▸ **TASK DETAILS**
The task calls for every entry to be printed word for word, without the images.

▸ **SOURCE MATERIAL**
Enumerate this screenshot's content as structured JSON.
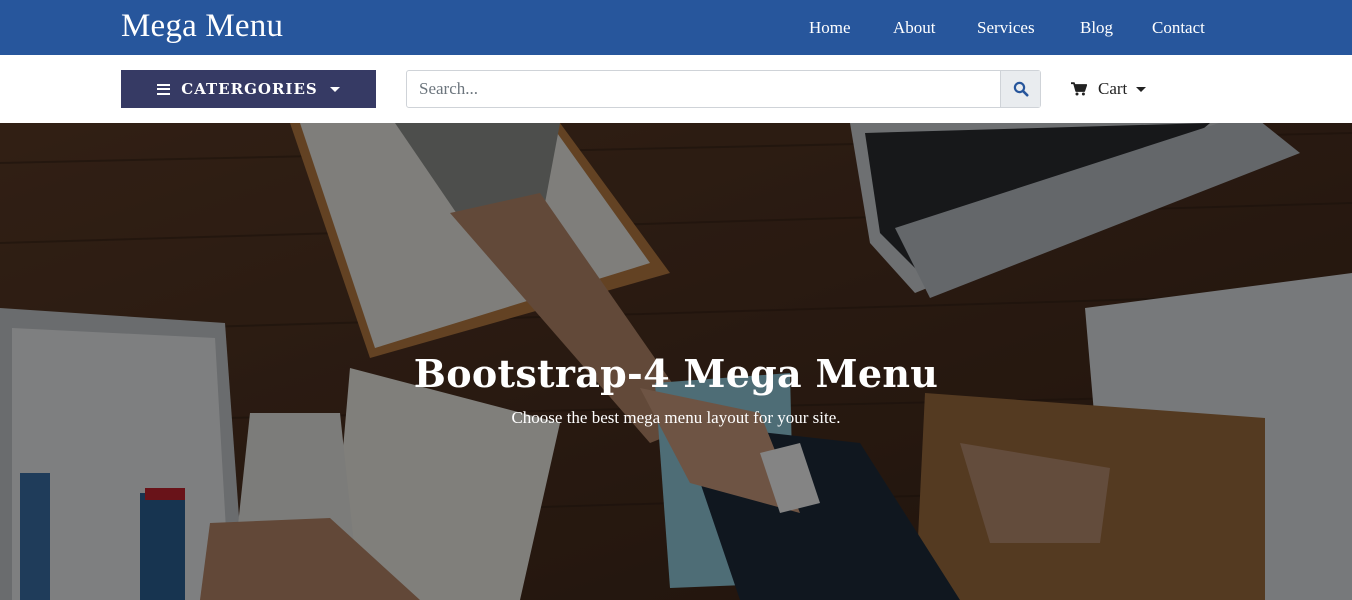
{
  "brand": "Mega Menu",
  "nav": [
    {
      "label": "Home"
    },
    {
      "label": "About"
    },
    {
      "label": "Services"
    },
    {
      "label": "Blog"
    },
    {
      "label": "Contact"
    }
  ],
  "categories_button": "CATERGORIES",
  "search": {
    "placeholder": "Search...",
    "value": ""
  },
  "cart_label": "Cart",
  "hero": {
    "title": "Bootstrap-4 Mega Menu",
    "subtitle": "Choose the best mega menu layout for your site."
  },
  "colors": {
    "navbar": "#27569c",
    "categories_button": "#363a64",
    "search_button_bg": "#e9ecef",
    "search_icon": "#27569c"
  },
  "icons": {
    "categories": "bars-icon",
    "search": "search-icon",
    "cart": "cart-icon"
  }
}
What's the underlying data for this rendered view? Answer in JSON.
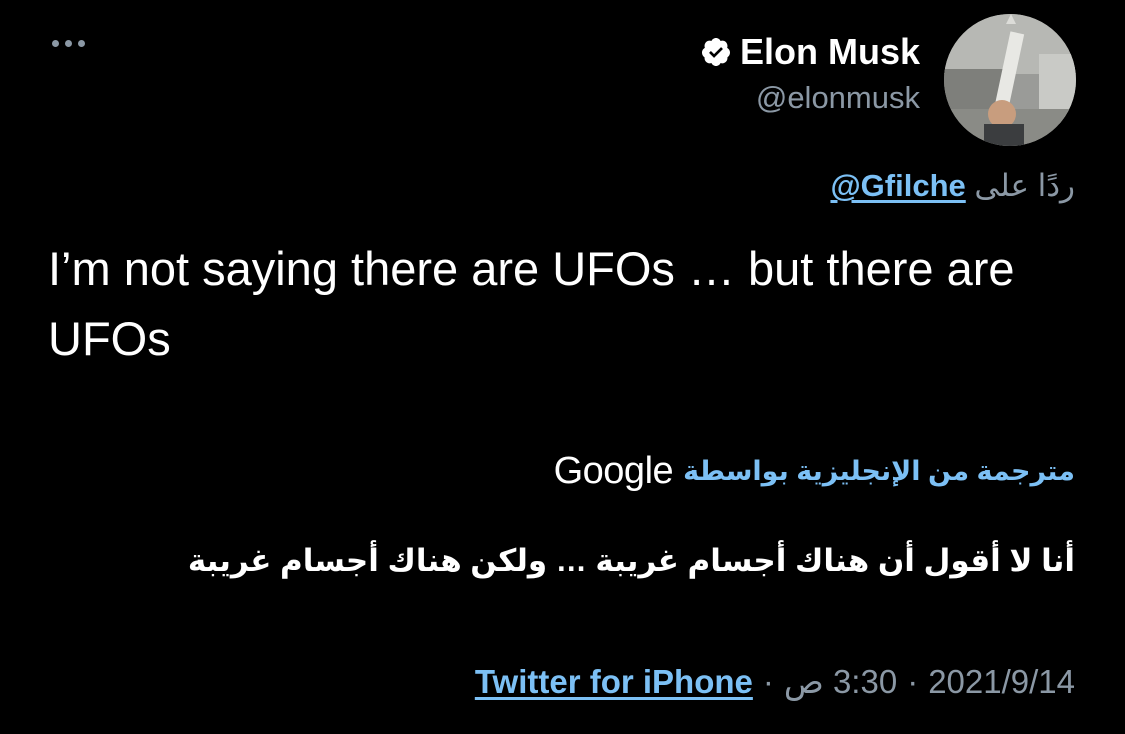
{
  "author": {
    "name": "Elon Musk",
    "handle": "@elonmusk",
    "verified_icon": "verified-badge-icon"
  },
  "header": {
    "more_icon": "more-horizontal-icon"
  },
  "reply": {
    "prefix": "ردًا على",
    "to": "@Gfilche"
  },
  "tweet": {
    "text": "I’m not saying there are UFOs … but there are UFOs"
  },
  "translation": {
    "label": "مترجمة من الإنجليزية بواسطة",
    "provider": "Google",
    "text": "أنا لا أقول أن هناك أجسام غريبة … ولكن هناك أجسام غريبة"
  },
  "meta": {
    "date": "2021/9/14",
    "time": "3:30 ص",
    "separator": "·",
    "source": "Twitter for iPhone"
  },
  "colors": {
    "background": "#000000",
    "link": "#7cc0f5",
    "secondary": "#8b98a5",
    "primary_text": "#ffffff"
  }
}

▸ **THE COMPLETED TASK**
Enumerate this screenshot's content as structured JSON.
{
  "brand": "Mega Menu",
  "nav": [
    {
      "label": "Home"
    },
    {
      "label": "About"
    },
    {
      "label": "Services"
    },
    {
      "label": "Blog"
    },
    {
      "label": "Contact"
    }
  ],
  "categories_button": "CATERGORIES",
  "search": {
    "placeholder": "Search...",
    "value": ""
  },
  "cart_label": "Cart",
  "hero": {
    "title": "Bootstrap-4 Mega Menu",
    "subtitle": "Choose the best mega menu layout for your site."
  },
  "colors": {
    "navbar": "#27569c",
    "categories_button": "#363a64",
    "search_button_bg": "#e9ecef",
    "search_icon": "#27569c"
  },
  "icons": {
    "categories": "bars-icon",
    "search": "search-icon",
    "cart": "cart-icon"
  }
}
What's the underlying data for this rendered view? Answer in JSON.
{
  "author": {
    "name": "Elon Musk",
    "handle": "@elonmusk",
    "verified_icon": "verified-badge-icon"
  },
  "header": {
    "more_icon": "more-horizontal-icon"
  },
  "reply": {
    "prefix": "ردًا على",
    "to": "@Gfilche"
  },
  "tweet": {
    "text": "I’m not saying there are UFOs … but there are UFOs"
  },
  "translation": {
    "label": "مترجمة من الإنجليزية بواسطة",
    "provider": "Google",
    "text": "أنا لا أقول أن هناك أجسام غريبة … ولكن هناك أجسام غريبة"
  },
  "meta": {
    "date": "2021/9/14",
    "time": "3:30 ص",
    "separator": "·",
    "source": "Twitter for iPhone"
  },
  "colors": {
    "background": "#000000",
    "link": "#7cc0f5",
    "secondary": "#8b98a5",
    "primary_text": "#ffffff"
  }
}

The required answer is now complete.